We find these truths obvious and we take this for granted. As long as these truths are unquestioned, there will be no change. How does it impact our response to this social arrangement? In a society where we believe all human beings are equal, we tend to brush away feelings of inequality that exists. Where personal individuation is paramount, then we deliberately ignore ‘dependence’ on the other. If for instance we believe an individual is responsible for her own learning, then even if she is in a ‘recipient mode’ it is difficult to accept this. There is a dissonance between what she feels, versus what she is expected to feel. This brings up the inner tension within, the shadows which stay repressed, the invisible and disowned, which is withheld and inarticulate.
Let us explore further with respect to Self and Systems: As a result of the cathexis between the two pictures of relatedness (Self and System) there would be a quadrant of Y – axis of high or low identification and an X-axis of Valuing of the System, either high or low.
In quadrant 1(top right) of (high identification and high valuing) one would wish to be the role model, the solid citizen.
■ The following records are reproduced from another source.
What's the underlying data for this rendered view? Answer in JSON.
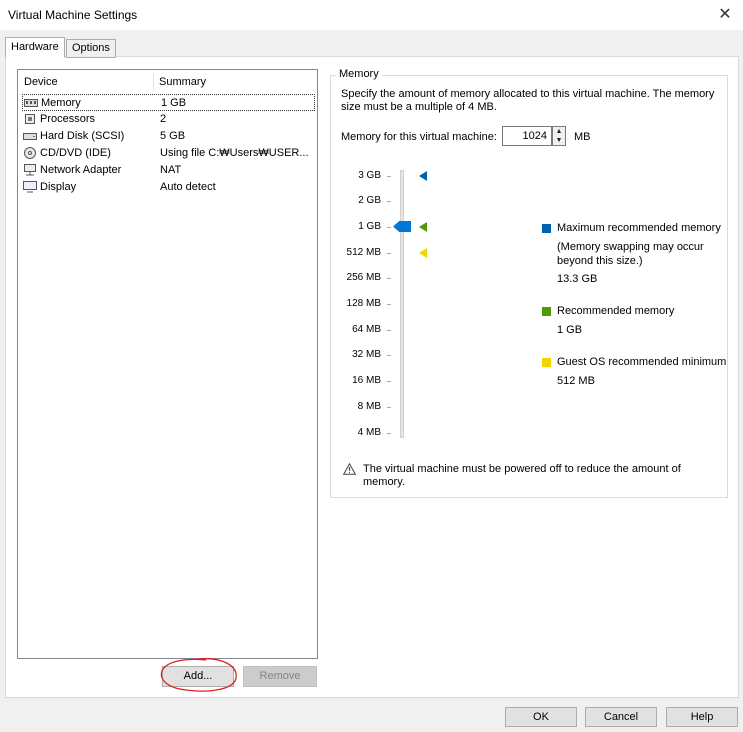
{
  "window": {
    "title": "Virtual Machine Settings"
  },
  "tabs": [
    {
      "label": "Hardware",
      "active": true
    },
    {
      "label": "Options",
      "active": false
    }
  ],
  "device_list": {
    "columns": [
      "Device",
      "Summary"
    ],
    "rows": [
      {
        "icon": "memory-icon",
        "name": "Memory",
        "summary": "1 GB",
        "selected": true
      },
      {
        "icon": "processor-icon",
        "name": "Processors",
        "summary": "2"
      },
      {
        "icon": "hard-disk-icon",
        "name": "Hard Disk (SCSI)",
        "summary": "5 GB"
      },
      {
        "icon": "cd-dvd-icon",
        "name": "CD/DVD (IDE)",
        "summary": "Using file C:₩Users₩USER..."
      },
      {
        "icon": "network-adapter-icon",
        "name": "Network Adapter",
        "summary": "NAT"
      },
      {
        "icon": "display-icon",
        "name": "Display",
        "summary": "Auto detect"
      }
    ],
    "add_label": "Add...",
    "remove_label": "Remove"
  },
  "memory": {
    "group_title": "Memory",
    "description": "Specify the amount of memory allocated to this virtual machine. The memory size must be a multiple of 4 MB.",
    "field_label": "Memory for this virtual machine:",
    "value": "1024",
    "unit": "MB",
    "scale": [
      "3 GB",
      "2 GB",
      "1 GB",
      "512 MB",
      "256 MB",
      "128 MB",
      "64 MB",
      "32 MB",
      "16 MB",
      "8 MB",
      "4 MB"
    ],
    "legend": {
      "max_title": "Maximum recommended memory",
      "max_note": "(Memory swapping may occur beyond this size.)",
      "max_value": "13.3 GB",
      "rec_title": "Recommended memory",
      "rec_value": "1 GB",
      "guest_title": "Guest OS recommended minimum",
      "guest_value": "512 MB"
    },
    "warning": "The virtual machine must be powered off to reduce the amount of memory."
  },
  "colors": {
    "max": "#0063b1",
    "rec": "#4e9a06",
    "guest": "#f2d600",
    "accent": "#0078d7"
  },
  "buttons": {
    "ok": "OK",
    "cancel": "Cancel",
    "help": "Help"
  }
}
In quadrant 2, (low identification, high valuation) the follower, the learner, who wishes to adapt, but holds self-doubts and inadequacies. In quadrant 3, (the zone of high identification and low valuing, top left) one would see the oscillation between preserving and influencing change. Finally, in quadrant 4, the zone of low identification and low valuing, one who sees himself as the ‘odd ball’ – a misfit, the disrupter and rebel, or those carrying marginalised roles.
A pattern emerges around the preferred ‘role-taking’ and ‘role-making’ styles of the individual and his/her interface with the system, with the resultant intended and unintended consequences. It sets up the thinking, feeling and ways of acting with systems and to role taking, meaning making, choice taking, and action taking.
Ashok Malhotra, a mentor and friend has pioneered three decades of thinking and research to offer a structural basis to explore these aspects, which he calls the lens of Existential Universal Mapper. For those who work with Systems (in roles of leaders, change makers, facilitators, etc) the exploration of Self and Systems (one’s own subjective reality) and its implications in Client Organisation (Collective subjective lens) this is an essential tool kit to understanding the human condition and the simultaneity of Self and Systems
- Ashok Malhotra, Social Character, Sumedhas.og Website